INPUT MATERIAL Start Marker

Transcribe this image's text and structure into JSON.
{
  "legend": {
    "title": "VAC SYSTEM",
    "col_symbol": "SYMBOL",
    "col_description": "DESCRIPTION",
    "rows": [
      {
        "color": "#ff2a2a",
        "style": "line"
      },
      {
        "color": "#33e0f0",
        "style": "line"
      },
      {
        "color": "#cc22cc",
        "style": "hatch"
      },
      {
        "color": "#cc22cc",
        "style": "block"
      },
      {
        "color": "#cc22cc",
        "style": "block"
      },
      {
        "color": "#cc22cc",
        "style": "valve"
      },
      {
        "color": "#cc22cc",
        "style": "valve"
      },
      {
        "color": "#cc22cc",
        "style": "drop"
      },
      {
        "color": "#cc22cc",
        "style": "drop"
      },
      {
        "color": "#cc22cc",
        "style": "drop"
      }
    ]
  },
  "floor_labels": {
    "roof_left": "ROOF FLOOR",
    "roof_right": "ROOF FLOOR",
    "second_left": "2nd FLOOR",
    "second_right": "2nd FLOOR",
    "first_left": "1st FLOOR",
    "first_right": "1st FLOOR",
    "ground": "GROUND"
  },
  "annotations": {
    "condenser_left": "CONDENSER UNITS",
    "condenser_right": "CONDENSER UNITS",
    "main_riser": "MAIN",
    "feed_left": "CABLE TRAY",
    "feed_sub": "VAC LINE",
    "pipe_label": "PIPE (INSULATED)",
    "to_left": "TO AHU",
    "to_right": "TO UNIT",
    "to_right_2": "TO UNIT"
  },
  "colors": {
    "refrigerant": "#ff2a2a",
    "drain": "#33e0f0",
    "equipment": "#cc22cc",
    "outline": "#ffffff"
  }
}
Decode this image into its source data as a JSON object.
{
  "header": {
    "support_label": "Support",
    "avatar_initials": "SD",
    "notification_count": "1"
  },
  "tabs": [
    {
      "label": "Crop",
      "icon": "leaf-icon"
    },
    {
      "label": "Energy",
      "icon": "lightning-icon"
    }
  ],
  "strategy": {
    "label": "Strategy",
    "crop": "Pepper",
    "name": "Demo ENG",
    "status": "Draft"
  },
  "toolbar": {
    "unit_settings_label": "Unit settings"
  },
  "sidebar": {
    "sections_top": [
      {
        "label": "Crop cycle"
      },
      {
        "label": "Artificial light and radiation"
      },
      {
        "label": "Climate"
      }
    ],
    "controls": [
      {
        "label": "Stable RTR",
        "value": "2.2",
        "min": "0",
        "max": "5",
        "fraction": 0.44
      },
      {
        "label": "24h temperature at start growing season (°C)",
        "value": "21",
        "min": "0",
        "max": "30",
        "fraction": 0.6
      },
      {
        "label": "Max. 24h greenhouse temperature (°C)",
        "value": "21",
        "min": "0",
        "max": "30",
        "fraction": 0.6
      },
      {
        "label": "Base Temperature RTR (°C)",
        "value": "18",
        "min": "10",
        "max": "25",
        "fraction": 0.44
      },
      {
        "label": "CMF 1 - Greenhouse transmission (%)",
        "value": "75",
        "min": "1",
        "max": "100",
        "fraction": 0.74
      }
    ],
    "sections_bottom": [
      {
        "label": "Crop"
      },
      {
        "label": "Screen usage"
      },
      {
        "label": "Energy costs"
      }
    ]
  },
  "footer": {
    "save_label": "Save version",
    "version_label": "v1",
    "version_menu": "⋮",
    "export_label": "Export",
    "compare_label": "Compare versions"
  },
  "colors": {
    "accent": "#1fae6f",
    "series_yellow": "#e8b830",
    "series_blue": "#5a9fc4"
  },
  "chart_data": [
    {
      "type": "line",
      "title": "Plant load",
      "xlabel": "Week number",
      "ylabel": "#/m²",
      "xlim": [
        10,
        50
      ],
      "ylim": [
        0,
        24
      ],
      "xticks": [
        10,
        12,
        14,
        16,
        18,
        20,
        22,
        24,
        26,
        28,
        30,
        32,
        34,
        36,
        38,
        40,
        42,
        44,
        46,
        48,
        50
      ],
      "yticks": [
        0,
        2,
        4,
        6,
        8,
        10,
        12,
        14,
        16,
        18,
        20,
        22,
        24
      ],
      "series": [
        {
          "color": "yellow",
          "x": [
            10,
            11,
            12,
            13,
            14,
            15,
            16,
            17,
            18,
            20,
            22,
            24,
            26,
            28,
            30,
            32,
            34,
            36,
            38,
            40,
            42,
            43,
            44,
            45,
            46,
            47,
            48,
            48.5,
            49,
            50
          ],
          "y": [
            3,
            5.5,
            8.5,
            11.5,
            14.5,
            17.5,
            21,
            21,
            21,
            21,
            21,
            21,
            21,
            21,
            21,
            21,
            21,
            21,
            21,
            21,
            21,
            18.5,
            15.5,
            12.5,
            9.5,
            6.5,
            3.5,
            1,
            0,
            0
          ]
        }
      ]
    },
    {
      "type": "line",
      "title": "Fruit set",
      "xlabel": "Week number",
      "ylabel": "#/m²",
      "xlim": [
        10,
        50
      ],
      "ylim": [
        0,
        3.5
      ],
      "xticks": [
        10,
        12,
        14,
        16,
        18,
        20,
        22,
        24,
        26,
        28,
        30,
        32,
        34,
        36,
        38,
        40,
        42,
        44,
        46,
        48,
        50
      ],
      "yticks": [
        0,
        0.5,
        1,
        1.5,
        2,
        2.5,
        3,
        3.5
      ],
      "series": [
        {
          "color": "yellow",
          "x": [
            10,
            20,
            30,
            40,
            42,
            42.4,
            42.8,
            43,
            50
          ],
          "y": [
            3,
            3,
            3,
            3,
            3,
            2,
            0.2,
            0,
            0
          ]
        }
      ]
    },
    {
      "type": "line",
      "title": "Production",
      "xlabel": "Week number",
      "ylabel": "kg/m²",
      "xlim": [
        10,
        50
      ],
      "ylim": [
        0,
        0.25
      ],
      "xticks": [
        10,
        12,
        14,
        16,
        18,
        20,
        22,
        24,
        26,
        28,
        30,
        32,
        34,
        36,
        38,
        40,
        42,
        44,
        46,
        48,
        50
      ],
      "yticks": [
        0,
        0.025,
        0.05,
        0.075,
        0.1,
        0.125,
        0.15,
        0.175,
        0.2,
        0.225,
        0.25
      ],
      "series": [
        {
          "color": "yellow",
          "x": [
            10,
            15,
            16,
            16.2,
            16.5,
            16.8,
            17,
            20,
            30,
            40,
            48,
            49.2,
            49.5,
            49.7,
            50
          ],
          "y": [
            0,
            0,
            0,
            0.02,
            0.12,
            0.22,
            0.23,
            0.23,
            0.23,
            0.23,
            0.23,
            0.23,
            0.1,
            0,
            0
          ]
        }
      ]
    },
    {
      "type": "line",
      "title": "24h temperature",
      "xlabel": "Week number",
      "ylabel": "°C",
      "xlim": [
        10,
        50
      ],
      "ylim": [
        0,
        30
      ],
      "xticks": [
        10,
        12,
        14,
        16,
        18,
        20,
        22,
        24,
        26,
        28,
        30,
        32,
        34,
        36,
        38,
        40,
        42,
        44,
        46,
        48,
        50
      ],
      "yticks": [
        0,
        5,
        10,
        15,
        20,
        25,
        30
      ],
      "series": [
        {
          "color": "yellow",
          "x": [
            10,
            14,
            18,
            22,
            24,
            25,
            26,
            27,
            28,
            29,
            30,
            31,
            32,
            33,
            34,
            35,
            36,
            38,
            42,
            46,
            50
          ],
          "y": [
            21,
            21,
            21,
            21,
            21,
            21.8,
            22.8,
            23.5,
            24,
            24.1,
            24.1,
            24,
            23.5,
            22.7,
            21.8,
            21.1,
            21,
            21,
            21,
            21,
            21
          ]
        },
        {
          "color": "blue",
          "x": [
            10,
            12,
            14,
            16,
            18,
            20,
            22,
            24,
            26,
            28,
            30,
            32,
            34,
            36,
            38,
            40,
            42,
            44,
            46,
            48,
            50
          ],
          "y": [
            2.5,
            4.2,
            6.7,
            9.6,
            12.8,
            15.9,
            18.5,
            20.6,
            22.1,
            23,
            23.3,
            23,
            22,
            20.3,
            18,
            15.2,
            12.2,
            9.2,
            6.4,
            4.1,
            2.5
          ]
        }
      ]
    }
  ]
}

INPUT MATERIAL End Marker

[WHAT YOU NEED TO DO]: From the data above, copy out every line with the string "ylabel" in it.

[RESULT FOR THIS TASK]:
      "ylabel": "#/m²",
      "ylabel": "#/m²",
      "ylabel": "kg/m²",
      "ylabel": "°C",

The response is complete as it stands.